A Taliban spokesman, while announcing details of Friday’s meeting, the second in less than three months, said that U.S. special envoy for Afghan peace Zalmay Khalilzad led his delegation and Sher Mohammad Abbas Stanikzai, who heads the Taliban’s “political office” in the Gulf state, led his six-member team in the talks.
Taliban representatives told the American delegation the presence of foreign forces in Afghanistan is a “major” obstacle to a way of finding the “real” peace, said Zabihullah Mujahid in a statement he sent to media, including VOA.
“Afghanistan is an Islamic nation, having its own Islamic values and culture. It is imperative to keep those in mind for finding a genuine and inclusive Afghan solution,” he quoted Taliban chief negotiator Stanikzai as emphasizing to American interlocutors.
There was no immediate U.S. reaction to Saturday’s assertions by the insurgents.
Washington has neither confirmed nor denied the Qatar meeting, which came amid a renewed push by U.S. President Donald Trump’s administration to bring the Taliban to the negotiating table for peace talks with the Afghan government.
The U.S. last month appointed Afghan-born Khalilzad as its special representative for Afghanistan reconciliation. He began his official trip to the region a week ago that took him to Kabul, neighboring Pakistan, the United Arab Emirates, Saudi Arabia and Qatar.
“I think any time we’re there on the ground we’re making headway,” State Department spokesperson Heather Nauert told reporters on Thursday when asked whether Khalilzad was making any progress in the Afghan peace talks. “This is something that will be Afghan-led, Afghan-owned, but supported by the U.S. government,” she said.
Nauert said that Khalilzad will head back to Afghanistan before the end of his trip “to give the Afghan government a complete readout of his entire travels.”
In late July, Alice Wells, the State Department deputy assistant secretary for South and Central Asia, met Taliban officials in Doha for “preliminary” discussions amid persistent insurgent demands for direct negotiations with Washington. Taliban spokesman Mujahid at the time had described the talks as “productive and positive.”

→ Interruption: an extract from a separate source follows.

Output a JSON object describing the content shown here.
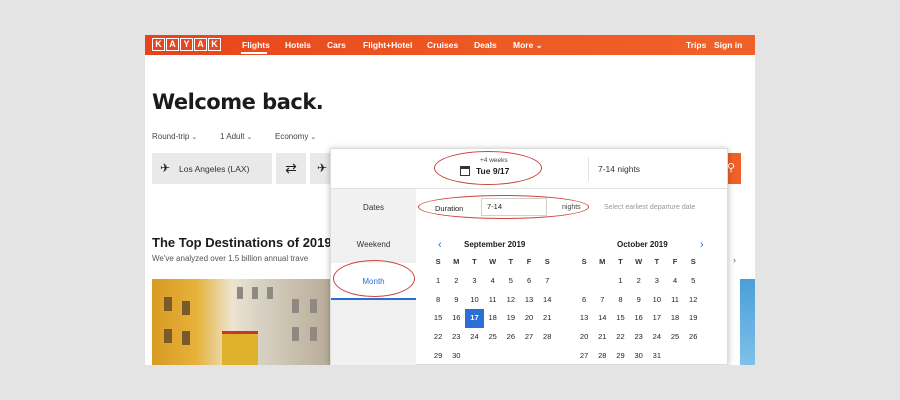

The U.S. has long maintained that it is ready to facilitate and sit at the table as an observer but any peace talks with the Taliban will have to be an Afghan-led and Afghan-owned process for achieving a sustainable solution.
The Taliban refuses to engage in direct talks with the Kabul government, dismissing it as “stooges of America.” The insurgent group has been calling for direct talks with the U.S., blaming Washington for starting the Afghan war.

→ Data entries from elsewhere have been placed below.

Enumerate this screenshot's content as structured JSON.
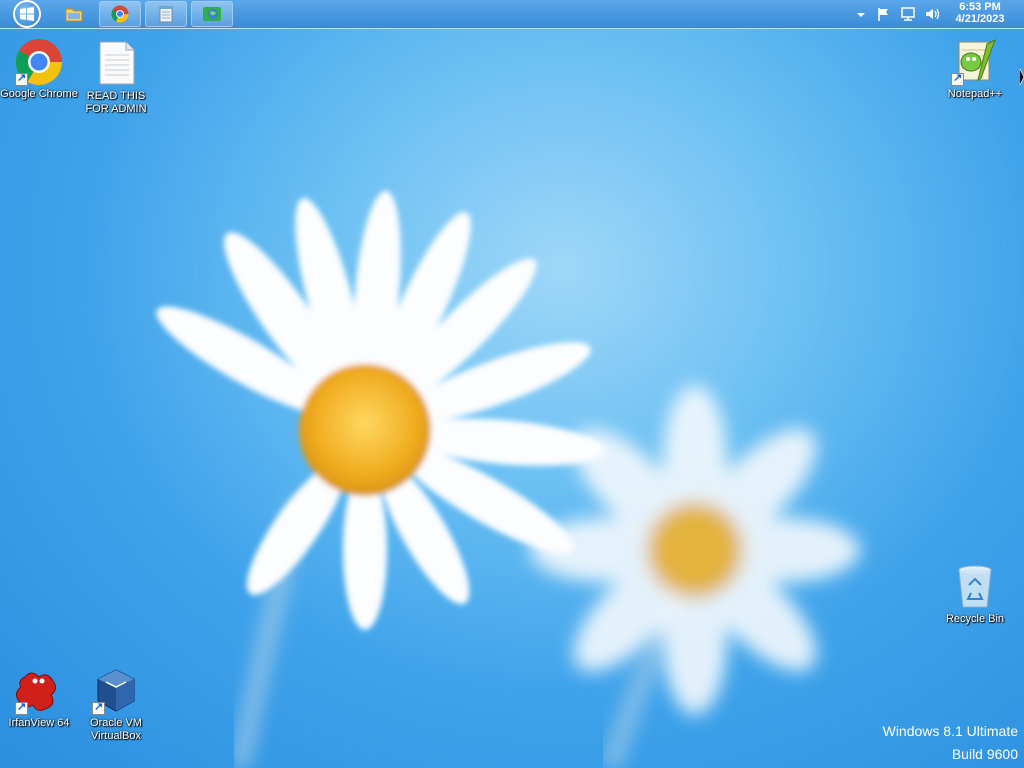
{
  "taskbar": {
    "start_button_icon": "windows-logo-icon",
    "items": [
      {
        "name": "file-explorer",
        "icon": "folder-icon"
      },
      {
        "name": "google-chrome",
        "icon": "chrome-icon"
      },
      {
        "name": "notepad",
        "icon": "notepad-icon"
      },
      {
        "name": "network-app",
        "icon": "globe-icon"
      }
    ],
    "tray_icons": [
      "chevron-up-icon",
      "flag-icon",
      "network-icon",
      "volume-icon"
    ],
    "clock": {
      "time": "6:53 PM",
      "date": "4/21/2023"
    }
  },
  "desktop": {
    "icons": [
      {
        "label": "Google Chrome",
        "icon": "chrome-icon"
      },
      {
        "label": "READ THIS FOR ADMIN",
        "icon": "text-file-icon"
      },
      {
        "label": "Notepad++",
        "icon": "notepadpp-icon"
      },
      {
        "label": "Recycle Bin",
        "icon": "recycle-bin-icon"
      },
      {
        "label": "IrfanView 64",
        "icon": "irfanview-icon"
      },
      {
        "label": "Oracle VM VirtualBox",
        "icon": "virtualbox-icon"
      }
    ]
  },
  "watermark": {
    "line1": "Windows 8.1 Ultimate",
    "line2": "Build 9600"
  },
  "colors": {
    "desktop_bg": "#3fa3ea",
    "taskbar": "#3b8ad8",
    "flower_center": "#f2b42a"
  }
}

A U.S.-led international coalition ousted the Taliban from power in 2001 for harboring al-Qaida leaders who allegedly plotted the September 11 attacks on American cities that year. The Taliban currently controls or contest nearly half of Afghanistan and it continues to inflict heavy casualties on Afghan security forces, bringing more territory under its control.